Work required: Write out the entries below exactly as they stand. Skip every image.

App and web page records

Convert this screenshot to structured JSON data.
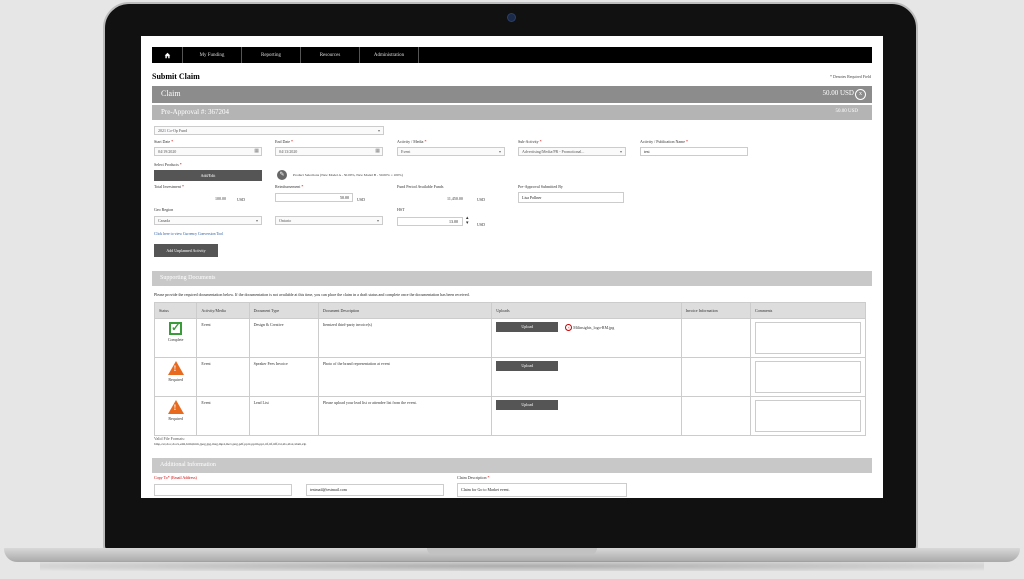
{
  "nav": {
    "items": [
      "My Funding",
      "Reporting",
      "Resources",
      "Administration"
    ]
  },
  "page": {
    "title": "Submit Claim",
    "required_note": "* Denotes Required Field"
  },
  "claim_bar": {
    "label": "Claim",
    "amount": "50.00 USD",
    "close_icon": "x"
  },
  "preapproval_bar": {
    "label": "Pre-Approval #: 367204",
    "amount": "50.00 USD"
  },
  "form": {
    "fund_select": "2021 Co-Op Fund",
    "start_date": {
      "label": "Start Date",
      "value": "04/19/2020"
    },
    "end_date": {
      "label": "End Date",
      "value": "04/13/2020"
    },
    "activity": {
      "label": "Activity / Media",
      "value": "Event"
    },
    "sub_activity": {
      "label": "Sub-Activity",
      "value": "Advertising/Media/PR - Promotional..."
    },
    "pub_name": {
      "label": "Activity / Publication Name",
      "value": "test"
    },
    "select_products": {
      "label": "Select Products",
      "button": "Add/Edit",
      "note": "Product Selections (New Model A - 50.00%, New Model B - 50.00% = 100%)"
    },
    "total_investment": {
      "label": "Total Investment",
      "value": "100.00",
      "unit": "USD"
    },
    "reimbursement": {
      "label": "Reimbursement",
      "value": "50.00",
      "unit": "USD"
    },
    "fund_period": {
      "label": "Fund Period Available Funds",
      "value": "11,450.00",
      "unit": "USD"
    },
    "preapproval_by": {
      "label": "Pre-Approval Submitted By",
      "value": "Lisa Pollner"
    },
    "geo_region": {
      "label": "Geo Region",
      "country": "Canada",
      "province": "Ontario"
    },
    "hst": {
      "label": "HST",
      "value": "13.00",
      "unit": "USD"
    },
    "conversion_link": "Click here to view Currency Conversion Tool",
    "add_activity_button": "Add Unplanned Activity"
  },
  "supporting_docs": {
    "title": "Supporting Documents",
    "instructions": "Please provide the required documentation below. If the documentation is not available at this time, you can place the claim in a draft status and complete once the documentation has been received.",
    "columns": [
      "Status",
      "Activity/Media",
      "Document Type",
      "Document Description",
      "Uploads",
      "Invoice Information",
      "Comments"
    ],
    "rows": [
      {
        "status": "Complete",
        "activity": "Event",
        "doc_type": "Design & Creative",
        "description": "Itemized third-party invoice(s)",
        "upload": "Upload",
        "file": "Milinsights_logo-RM.jpg"
      },
      {
        "status": "Required",
        "activity": "Event",
        "doc_type": "Speaker Fees Invoice",
        "description": "Photo of the brand representation at event",
        "upload": "Upload",
        "file": ""
      },
      {
        "status": "Required",
        "activity": "Event",
        "doc_type": "Lead List",
        "description": "Please upload your lead list or attendee list from the event.",
        "upload": "Upload",
        "file": ""
      }
    ],
    "valid_label": "Valid File Formats:",
    "valid_formats": "bmp,csv,doc,docx,eml,html,htm,jpeg,jpg,msg,mp4,mov,png,pdf,pptx,pptm,ppt,rtf,tif,tiff,txt,xls,xlsx,xlsm,zip"
  },
  "additional": {
    "title": "Additional Information",
    "copy_to": {
      "label": "Copy To* (Email Address)",
      "value": "testmail@testmail.com"
    },
    "claim_desc": {
      "label": "Claim Description",
      "value": "Claim for Go to Market event."
    }
  }
}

Problem solution:
Convert this screenshot to structured JSON data.
{
  "nav": {
    "items": [
      "My Funding",
      "Reporting",
      "Resources",
      "Administration"
    ]
  },
  "page": {
    "title": "Submit Claim",
    "required_note": "* Denotes Required Field"
  },
  "claim_bar": {
    "label": "Claim",
    "amount": "50.00 USD",
    "close_icon": "x"
  },
  "preapproval_bar": {
    "label": "Pre-Approval #: 367204",
    "amount": "50.00 USD"
  },
  "form": {
    "fund_select": "2021 Co-Op Fund",
    "start_date": {
      "label": "Start Date",
      "value": "04/19/2020"
    },
    "end_date": {
      "label": "End Date",
      "value": "04/13/2020"
    },
    "activity": {
      "label": "Activity / Media",
      "value": "Event"
    },
    "sub_activity": {
      "label": "Sub-Activity",
      "value": "Advertising/Media/PR - Promotional..."
    },
    "pub_name": {
      "label": "Activity / Publication Name",
      "value": "test"
    },
    "select_products": {
      "label": "Select Products",
      "button": "Add/Edit",
      "note": "Product Selections (New Model A - 50.00%, New Model B - 50.00% = 100%)"
    },
    "total_investment": {
      "label": "Total Investment",
      "value": "100.00",
      "unit": "USD"
    },
    "reimbursement": {
      "label": "Reimbursement",
      "value": "50.00",
      "unit": "USD"
    },
    "fund_period": {
      "label": "Fund Period Available Funds",
      "value": "11,450.00",
      "unit": "USD"
    },
    "preapproval_by": {
      "label": "Pre-Approval Submitted By",
      "value": "Lisa Pollner"
    },
    "geo_region": {
      "label": "Geo Region",
      "country": "Canada",
      "province": "Ontario"
    },
    "hst": {
      "label": "HST",
      "value": "13.00",
      "unit": "USD"
    },
    "conversion_link": "Click here to view Currency Conversion Tool",
    "add_activity_button": "Add Unplanned Activity"
  },
  "supporting_docs": {
    "title": "Supporting Documents",
    "instructions": "Please provide the required documentation below. If the documentation is not available at this time, you can place the claim in a draft status and complete once the documentation has been received.",
    "columns": [
      "Status",
      "Activity/Media",
      "Document Type",
      "Document Description",
      "Uploads",
      "Invoice Information",
      "Comments"
    ],
    "rows": [
      {
        "status": "Complete",
        "activity": "Event",
        "doc_type": "Design & Creative",
        "description": "Itemized third-party invoice(s)",
        "upload": "Upload",
        "file": "Milinsights_logo-RM.jpg"
      },
      {
        "status": "Required",
        "activity": "Event",
        "doc_type": "Speaker Fees Invoice",
        "description": "Photo of the brand representation at event",
        "upload": "Upload",
        "file": ""
      },
      {
        "status": "Required",
        "activity": "Event",
        "doc_type": "Lead List",
        "description": "Please upload your lead list or attendee list from the event.",
        "upload": "Upload",
        "file": ""
      }
    ],
    "valid_label": "Valid File Formats:",
    "valid_formats": "bmp,csv,doc,docx,eml,html,htm,jpeg,jpg,msg,mp4,mov,png,pdf,pptx,pptm,ppt,rtf,tif,tiff,txt,xls,xlsx,xlsm,zip"
  },
  "additional": {
    "title": "Additional Information",
    "copy_to": {
      "label": "Copy To* (Email Address)",
      "value": "testmail@testmail.com"
    },
    "claim_desc": {
      "label": "Claim Description",
      "value": "Claim for Go to Market event."
    }
  }
}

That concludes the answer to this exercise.